BAMAKO/DAKAR– Pro-government armed groups in Mali seized the northern town of Menaka from Tuareg separatists on Monday during fierce fighting, a spokesman for the group and a resident said.
The vast region has been hit by insurgencies over the last five decades, with rebels fighting for independence or a form of self-rule from the government in the south.
The most recent uprising in 2012 came when Tuareg rebels formed an alliance with Islamist militants to briefly seize control of the northern two-thirds of Mali.
Militants from the Gatia pro-government group and the Arab Azawad Movement (MAA), a faction of a northern Arab militia also favourable to the government camp, attacked the town on Monday morning, a Gatia spokesman said.
The raid was in retaliation for attacks on the group’s supporters, including the lynching of several women, he said.
Menaka lies around 200 km (125 miles) east of Gao, the largest city in northern Mali, close to the border with Niger. It had been controlled by the main Tuareg rebel group, the National Movement for the Liberation of Azawad (MNLA).
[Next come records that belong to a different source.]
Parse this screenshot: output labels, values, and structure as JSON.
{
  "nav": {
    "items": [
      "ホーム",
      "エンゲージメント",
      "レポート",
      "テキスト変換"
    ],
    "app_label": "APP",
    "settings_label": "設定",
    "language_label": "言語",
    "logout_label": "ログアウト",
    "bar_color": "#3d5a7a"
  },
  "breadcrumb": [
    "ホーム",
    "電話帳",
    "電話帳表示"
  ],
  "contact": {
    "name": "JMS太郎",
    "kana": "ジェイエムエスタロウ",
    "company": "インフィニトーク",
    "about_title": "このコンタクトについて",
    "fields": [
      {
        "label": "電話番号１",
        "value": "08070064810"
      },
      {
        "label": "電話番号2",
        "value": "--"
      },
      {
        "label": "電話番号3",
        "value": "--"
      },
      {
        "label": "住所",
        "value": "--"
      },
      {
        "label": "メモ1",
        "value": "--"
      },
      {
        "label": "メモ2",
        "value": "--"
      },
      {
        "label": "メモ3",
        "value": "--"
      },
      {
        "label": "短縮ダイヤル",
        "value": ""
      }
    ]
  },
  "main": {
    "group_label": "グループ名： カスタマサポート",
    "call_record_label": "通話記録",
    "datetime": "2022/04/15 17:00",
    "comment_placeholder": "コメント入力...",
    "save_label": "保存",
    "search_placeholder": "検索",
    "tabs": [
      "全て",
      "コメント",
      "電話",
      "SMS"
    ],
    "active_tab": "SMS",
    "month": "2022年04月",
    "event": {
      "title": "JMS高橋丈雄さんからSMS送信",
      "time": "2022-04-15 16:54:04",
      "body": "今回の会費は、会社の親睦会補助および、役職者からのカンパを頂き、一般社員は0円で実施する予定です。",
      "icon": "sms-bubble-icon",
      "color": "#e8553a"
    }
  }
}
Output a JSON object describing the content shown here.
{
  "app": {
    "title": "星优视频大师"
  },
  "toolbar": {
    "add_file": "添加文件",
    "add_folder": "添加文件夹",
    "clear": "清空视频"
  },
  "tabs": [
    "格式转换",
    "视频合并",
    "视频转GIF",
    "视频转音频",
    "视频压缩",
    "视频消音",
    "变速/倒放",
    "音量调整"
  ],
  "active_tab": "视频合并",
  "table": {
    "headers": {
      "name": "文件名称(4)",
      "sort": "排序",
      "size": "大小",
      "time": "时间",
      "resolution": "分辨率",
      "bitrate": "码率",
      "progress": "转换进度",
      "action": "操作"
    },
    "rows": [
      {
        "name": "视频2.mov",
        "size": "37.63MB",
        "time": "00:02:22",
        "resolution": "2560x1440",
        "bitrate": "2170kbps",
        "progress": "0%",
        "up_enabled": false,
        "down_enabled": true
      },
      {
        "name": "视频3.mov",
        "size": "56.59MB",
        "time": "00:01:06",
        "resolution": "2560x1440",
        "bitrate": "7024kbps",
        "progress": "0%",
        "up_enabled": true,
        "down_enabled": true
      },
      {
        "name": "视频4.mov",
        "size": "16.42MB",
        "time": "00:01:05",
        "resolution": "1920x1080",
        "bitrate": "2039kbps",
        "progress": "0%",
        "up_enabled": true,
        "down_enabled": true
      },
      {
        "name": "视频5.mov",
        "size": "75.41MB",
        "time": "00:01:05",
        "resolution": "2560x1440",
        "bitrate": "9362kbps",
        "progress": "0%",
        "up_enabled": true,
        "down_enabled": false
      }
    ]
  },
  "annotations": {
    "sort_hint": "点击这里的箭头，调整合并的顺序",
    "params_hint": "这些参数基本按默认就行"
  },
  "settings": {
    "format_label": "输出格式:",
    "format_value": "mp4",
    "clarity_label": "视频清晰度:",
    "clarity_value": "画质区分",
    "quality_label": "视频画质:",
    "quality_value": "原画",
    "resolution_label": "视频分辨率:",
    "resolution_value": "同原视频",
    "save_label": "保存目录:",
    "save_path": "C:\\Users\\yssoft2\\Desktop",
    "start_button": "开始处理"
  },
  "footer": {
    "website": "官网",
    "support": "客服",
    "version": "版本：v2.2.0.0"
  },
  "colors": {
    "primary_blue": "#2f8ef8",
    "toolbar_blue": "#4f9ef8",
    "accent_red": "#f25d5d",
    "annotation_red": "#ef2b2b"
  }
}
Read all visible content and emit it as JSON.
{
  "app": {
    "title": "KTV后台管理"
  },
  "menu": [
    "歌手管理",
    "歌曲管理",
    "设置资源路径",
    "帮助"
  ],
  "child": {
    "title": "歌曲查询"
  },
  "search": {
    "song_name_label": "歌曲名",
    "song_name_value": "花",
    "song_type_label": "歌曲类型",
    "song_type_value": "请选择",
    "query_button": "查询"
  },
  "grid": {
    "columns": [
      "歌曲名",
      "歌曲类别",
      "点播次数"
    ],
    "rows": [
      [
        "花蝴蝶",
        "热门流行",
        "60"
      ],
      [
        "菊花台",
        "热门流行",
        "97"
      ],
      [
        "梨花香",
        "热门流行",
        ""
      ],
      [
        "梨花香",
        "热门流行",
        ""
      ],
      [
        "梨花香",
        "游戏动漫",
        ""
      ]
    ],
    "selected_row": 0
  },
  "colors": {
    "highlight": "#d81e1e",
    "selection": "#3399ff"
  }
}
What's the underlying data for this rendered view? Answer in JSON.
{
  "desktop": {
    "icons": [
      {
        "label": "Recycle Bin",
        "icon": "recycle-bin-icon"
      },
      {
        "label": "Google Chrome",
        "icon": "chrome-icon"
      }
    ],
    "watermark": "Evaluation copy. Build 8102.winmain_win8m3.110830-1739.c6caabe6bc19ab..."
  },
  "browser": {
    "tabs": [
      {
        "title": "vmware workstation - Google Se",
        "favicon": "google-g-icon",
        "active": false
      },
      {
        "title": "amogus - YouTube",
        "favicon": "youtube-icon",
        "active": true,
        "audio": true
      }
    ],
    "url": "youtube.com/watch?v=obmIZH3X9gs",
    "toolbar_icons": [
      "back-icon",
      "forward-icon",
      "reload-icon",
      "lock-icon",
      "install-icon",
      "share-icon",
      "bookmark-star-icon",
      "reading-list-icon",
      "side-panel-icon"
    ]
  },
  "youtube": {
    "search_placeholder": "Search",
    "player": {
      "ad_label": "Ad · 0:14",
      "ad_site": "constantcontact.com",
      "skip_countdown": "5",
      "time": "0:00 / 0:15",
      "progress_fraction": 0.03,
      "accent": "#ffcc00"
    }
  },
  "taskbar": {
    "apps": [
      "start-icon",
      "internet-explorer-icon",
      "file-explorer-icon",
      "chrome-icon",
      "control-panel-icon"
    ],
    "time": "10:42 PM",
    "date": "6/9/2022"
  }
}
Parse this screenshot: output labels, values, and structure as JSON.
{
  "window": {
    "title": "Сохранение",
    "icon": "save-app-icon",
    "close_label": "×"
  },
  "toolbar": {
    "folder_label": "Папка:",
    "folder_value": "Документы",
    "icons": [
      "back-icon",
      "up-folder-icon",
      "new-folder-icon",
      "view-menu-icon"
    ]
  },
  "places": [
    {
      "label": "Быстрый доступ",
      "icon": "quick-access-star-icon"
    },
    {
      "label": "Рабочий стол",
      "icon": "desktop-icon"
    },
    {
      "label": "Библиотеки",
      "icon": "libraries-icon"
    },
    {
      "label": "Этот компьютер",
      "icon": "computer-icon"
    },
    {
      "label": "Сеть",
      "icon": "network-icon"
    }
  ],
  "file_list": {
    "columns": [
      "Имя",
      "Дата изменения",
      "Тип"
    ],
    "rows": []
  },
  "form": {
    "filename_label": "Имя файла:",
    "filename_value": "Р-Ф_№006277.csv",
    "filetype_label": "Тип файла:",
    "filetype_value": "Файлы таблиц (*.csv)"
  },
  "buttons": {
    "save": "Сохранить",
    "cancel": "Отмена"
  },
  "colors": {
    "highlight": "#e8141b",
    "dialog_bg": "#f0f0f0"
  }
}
“At this hour, the MNLA flag is no longer flying above Menaka,” Gatia spokesman Medhi Ag Almoubareck said, later adding that fighting continued after nightfall.
Ten MNLA fighters were killed in the clashes and another seven were taken prisoner, while Gatia had recorded no losses, he said. There was no immediate independent verification of the claims.